··· Given data

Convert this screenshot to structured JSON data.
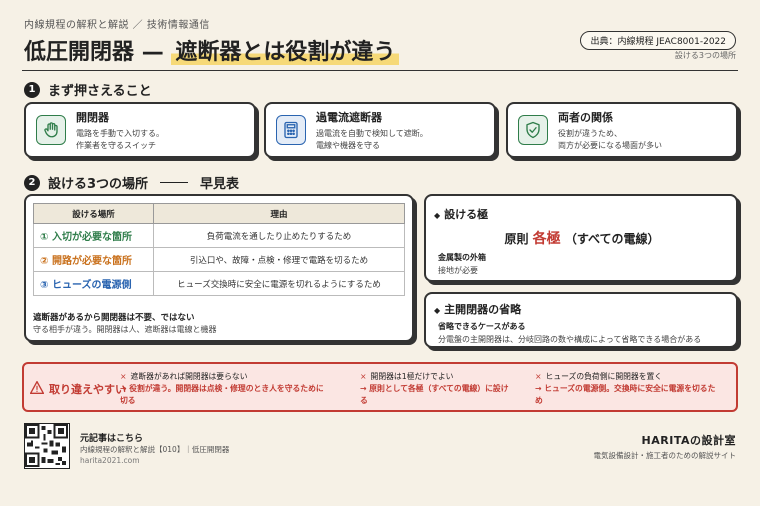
{
  "header": {
    "breadcrumb": "内線規程の解釈と解説 ／ 技術情報通信",
    "title_main": "低圧開閉器",
    "title_dash": "—",
    "title_highlight": "遮断器とは役割が違う",
    "source": "出典：内線規程 JEAC8001-2022",
    "subnote": "設ける3つの場所"
  },
  "section1": {
    "num": "1",
    "heading": "まず押さえること",
    "cards": [
      {
        "title": "開閉器",
        "desc1": "電路を手動で入切する。",
        "desc2": "作業者を守るスイッチ",
        "icon": "hand-icon",
        "color": "#2f7d4a"
      },
      {
        "title": "過電流遮断器",
        "desc1": "過電流を自動で検知して遮断。",
        "desc2": "電線や機器を守る",
        "icon": "calculator-icon",
        "color": "#2a64b0"
      },
      {
        "title": "両者の関係",
        "desc1": "役割が違うため、",
        "desc2": "両方が必要になる場面が多い",
        "icon": "shield-check-icon",
        "color": "#2f7d4a"
      }
    ]
  },
  "section2": {
    "num": "2",
    "heading": "設ける3つの場所",
    "heading_suffix": "早見表",
    "table": {
      "headers": [
        "設ける場所",
        "理由"
      ],
      "rows": [
        {
          "place": "① 入切が必要な箇所",
          "reason": "負荷電流を通したり止めたりするため",
          "color": "#2f7d4a"
        },
        {
          "place": "② 開路が必要な箇所",
          "reason": "引込口や、故障・点検・修理で電路を切るため",
          "color": "#c9711d"
        },
        {
          "place": "③ ヒューズの電源側",
          "reason": "ヒューズ交換時に安全に電源を切れるようにするため",
          "color": "#2a64b0"
        }
      ]
    },
    "note_bold": "遮断器があるから開閉器は不要、ではない",
    "note_small": "守る相手が違う。開閉器は人、遮断器は電線と機器"
  },
  "poles": {
    "heading": "設ける極",
    "principle_prefix": "原則",
    "principle_red": "各極",
    "principle_suffix": "（すべての電線）",
    "sub_bold": "金属製の外箱",
    "sub_small": "接地が必要"
  },
  "omission": {
    "heading": "主開閉器の省略",
    "sub_bold": "省略できるケースがある",
    "sub_small": "分電盤の主開閉器は、分岐回路の数や構成によって省略できる場合がある"
  },
  "warning": {
    "label": "取り違えやすい",
    "items": [
      {
        "wrong": "遮断器があれば開閉器は要らない",
        "right1": "→ 役割が違う。開閉器は点検・修理のとき人を守るために",
        "right2": "切る"
      },
      {
        "wrong": "開閉器は1極だけでよい",
        "right1": "→ 原則として各極（すべての電線）に設け",
        "right2": "る"
      },
      {
        "wrong": "ヒューズの負荷側に開閉器を置く",
        "right1": "→ ヒューズの電源側。交換時に安全に電源を切るた",
        "right2": "め"
      }
    ]
  },
  "footer": {
    "link_title": "元記事はこちら",
    "link_desc": "内線規程の解釈と解説【010】｜低圧開閉器",
    "url": "harita2021.com",
    "brand": "HARITAの設計室",
    "tagline": "電気設備設計・施工者のための解説サイト"
  }
}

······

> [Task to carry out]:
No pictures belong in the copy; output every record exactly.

> [Reply]:
Convert this screenshot to structured JSON data.
{
  "header": {
    "breadcrumb": "内線規程の解釈と解説 ／ 技術情報通信",
    "title_main": "低圧開閉器",
    "title_dash": "—",
    "title_highlight": "遮断器とは役割が違う",
    "source": "出典：内線規程 JEAC8001-2022",
    "subnote": "設ける3つの場所"
  },
  "section1": {
    "num": "1",
    "heading": "まず押さえること",
    "cards": [
      {
        "title": "開閉器",
        "desc1": "電路を手動で入切する。",
        "desc2": "作業者を守るスイッチ",
        "icon": "hand-icon",
        "color": "#2f7d4a"
      },
      {
        "title": "過電流遮断器",
        "desc1": "過電流を自動で検知して遮断。",
        "desc2": "電線や機器を守る",
        "icon": "calculator-icon",
        "color": "#2a64b0"
      },
      {
        "title": "両者の関係",
        "desc1": "役割が違うため、",
        "desc2": "両方が必要になる場面が多い",
        "icon": "shield-check-icon",
        "color": "#2f7d4a"
      }
    ]
  },
  "section2": {
    "num": "2",
    "heading": "設ける3つの場所",
    "heading_suffix": "早見表",
    "table": {
      "headers": [
        "設ける場所",
        "理由"
      ],
      "rows": [
        {
          "place": "① 入切が必要な箇所",
          "reason": "負荷電流を通したり止めたりするため",
          "color": "#2f7d4a"
        },
        {
          "place": "② 開路が必要な箇所",
          "reason": "引込口や、故障・点検・修理で電路を切るため",
          "color": "#c9711d"
        },
        {
          "place": "③ ヒューズの電源側",
          "reason": "ヒューズ交換時に安全に電源を切れるようにするため",
          "color": "#2a64b0"
        }
      ]
    },
    "note_bold": "遮断器があるから開閉器は不要、ではない",
    "note_small": "守る相手が違う。開閉器は人、遮断器は電線と機器"
  },
  "poles": {
    "heading": "設ける極",
    "principle_prefix": "原則",
    "principle_red": "各極",
    "principle_suffix": "（すべての電線）",
    "sub_bold": "金属製の外箱",
    "sub_small": "接地が必要"
  },
  "omission": {
    "heading": "主開閉器の省略",
    "sub_bold": "省略できるケースがある",
    "sub_small": "分電盤の主開閉器は、分岐回路の数や構成によって省略できる場合がある"
  },
  "warning": {
    "label": "取り違えやすい",
    "items": [
      {
        "wrong": "遮断器があれば開閉器は要らない",
        "right1": "→ 役割が違う。開閉器は点検・修理のとき人を守るために",
        "right2": "切る"
      },
      {
        "wrong": "開閉器は1極だけでよい",
        "right1": "→ 原則として各極（すべての電線）に設け",
        "right2": "る"
      },
      {
        "wrong": "ヒューズの負荷側に開閉器を置く",
        "right1": "→ ヒューズの電源側。交換時に安全に電源を切るた",
        "right2": "め"
      }
    ]
  },
  "footer": {
    "link_title": "元記事はこちら",
    "link_desc": "内線規程の解釈と解説【010】｜低圧開閉器",
    "url": "harita2021.com",
    "brand": "HARITAの設計室",
    "tagline": "電気設備設計・施工者のための解説サイト"
  }
}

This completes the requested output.